The lily is one of the most potently symbolic flowers. Often associated with humility, devotion, purity and innocence, they are often presented at weddings and christenings, evoking chastity, femininity and fragility.

Symbolism in Art: Frida Kahlo – Self Portrait with Monkey
Article date: Monday, September 4, 2017

Symbolism in Art: Frida Kahlo – Self Portrait with Monkey

“I paint myself because I’m so often alone and because I am the subject I know best,” Frida Kahlo. Born and raised in Mexico to a German father and a Pacific Islander mother, Frida Kahlo (1907-1954) has become known for her self-portraiture and her unique painting style. Combining elements of traditional Mexican folk art, she studies every detail of her physique and transcends normalised structures of beauty.

Symbolism in Art: Irises – Van Gogh (1889)
Article date: Friday, July 28, 2017

Symbolism in Art: Irises – Van Gogh (1889)

There are 325 species of iris flower. Most wild iris are blue or purple. Vincent Van Gogh’s representation of a bouquet of iris flowers, titled Irises (1889), appears to show the blue variety, although records show that the original paint would have been a vibrant purple before the passing of time dulled the pigment.

Symbolism in Art: The Egg
Article date: Monday, June 5, 2017

Symbolism in Art: The Egg

The egg has always held particular symbolic significance, partly because it is a visual shorthand for new life and un-hatched potential. The egg brings hope and purity. It is a symbol of fertility and the circle of life. In some Asian cultures the egg is seen as a symbol of luck and wealth.

Symbolism in Art: The Pillow
Article date: Monday, May 1, 2017

Symbolism in Art: The Pillow

Contemporary Chinese surrealist painter and sculptor Zhang Xiaogang was born in Southern China in 1958. Often seen as Avant-Garde, Xiaogang’s artistic life has witnessed several important moments in China’s history, many of which are explored within his work. Perhaps the most defining brush with the political regime occurred during the early stages of Xiaogang’s life when he was brutally separated from his parents during the Cultural Revolution. They were sent to one of Mao’s notorious ‘study camps’, leaving him and his siblings behind.

Telegram Channel

ArtDependence is now also available on the messaging platform Telegram.
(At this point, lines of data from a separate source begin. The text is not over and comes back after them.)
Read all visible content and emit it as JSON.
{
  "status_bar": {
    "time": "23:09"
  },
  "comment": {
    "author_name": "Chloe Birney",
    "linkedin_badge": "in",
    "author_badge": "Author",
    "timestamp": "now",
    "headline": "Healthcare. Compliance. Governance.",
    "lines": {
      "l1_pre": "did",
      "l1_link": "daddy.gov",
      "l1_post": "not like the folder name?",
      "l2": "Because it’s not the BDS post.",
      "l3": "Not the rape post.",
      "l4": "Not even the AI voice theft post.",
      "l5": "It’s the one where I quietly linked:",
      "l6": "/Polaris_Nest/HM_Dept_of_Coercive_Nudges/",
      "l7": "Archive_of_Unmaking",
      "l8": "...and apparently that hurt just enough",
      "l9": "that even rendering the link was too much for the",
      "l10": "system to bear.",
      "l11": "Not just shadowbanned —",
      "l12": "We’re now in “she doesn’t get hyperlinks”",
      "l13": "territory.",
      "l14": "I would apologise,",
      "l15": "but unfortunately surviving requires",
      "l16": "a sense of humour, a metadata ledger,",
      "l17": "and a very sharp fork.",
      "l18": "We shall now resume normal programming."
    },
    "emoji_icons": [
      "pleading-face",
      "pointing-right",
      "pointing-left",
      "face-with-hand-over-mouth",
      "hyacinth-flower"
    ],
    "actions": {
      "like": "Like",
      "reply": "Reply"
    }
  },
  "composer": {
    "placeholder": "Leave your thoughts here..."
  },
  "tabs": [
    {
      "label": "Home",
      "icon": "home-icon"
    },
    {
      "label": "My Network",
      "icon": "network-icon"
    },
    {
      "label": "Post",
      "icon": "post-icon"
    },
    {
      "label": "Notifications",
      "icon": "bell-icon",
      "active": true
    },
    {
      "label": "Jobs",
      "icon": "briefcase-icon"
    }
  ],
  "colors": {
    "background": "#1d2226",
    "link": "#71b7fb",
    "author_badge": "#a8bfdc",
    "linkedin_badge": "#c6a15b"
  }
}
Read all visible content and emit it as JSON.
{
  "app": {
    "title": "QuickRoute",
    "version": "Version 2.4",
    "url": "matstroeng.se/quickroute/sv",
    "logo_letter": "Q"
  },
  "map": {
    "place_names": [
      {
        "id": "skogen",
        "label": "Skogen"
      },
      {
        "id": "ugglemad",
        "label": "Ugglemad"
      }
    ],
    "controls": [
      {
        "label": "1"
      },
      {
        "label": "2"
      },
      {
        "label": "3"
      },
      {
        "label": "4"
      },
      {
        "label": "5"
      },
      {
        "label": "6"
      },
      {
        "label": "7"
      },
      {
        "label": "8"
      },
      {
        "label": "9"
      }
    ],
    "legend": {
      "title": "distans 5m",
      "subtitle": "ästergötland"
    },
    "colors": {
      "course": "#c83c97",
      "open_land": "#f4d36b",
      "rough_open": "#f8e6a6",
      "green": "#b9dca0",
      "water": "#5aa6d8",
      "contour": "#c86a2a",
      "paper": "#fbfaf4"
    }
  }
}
Telegram is a cloud-based mobile and desktop messaging app with a focus on security and speed.

Subscribing to the ArtDependence Channel allows you to easily stay up to date with the latest ArtDependence news.

Subscribe to the Newsletter

Image of the Day

Koen van den Broek (B. 1973) Orange Border, 2001

Koen van den Broek (B. 1973) Orange Border, 2001

Search

About ArtDependence

ArtDependence Magazine is an international magazine covering all spheres of contemporary art, as well as modern and classical art.

ArtDependence features the latest art news, highlighting interviews with today’s most influential artists, galleries, curators, collectors, fair directors and individuals at the axis of the arts.

The magazine also covers series of articles and reviews on critical art events, new publications and other foremost happenings in the art world.

If you would like to submit events or editorial content to ArtDependence Magazine, please feel free to reach the magazine via the contact page.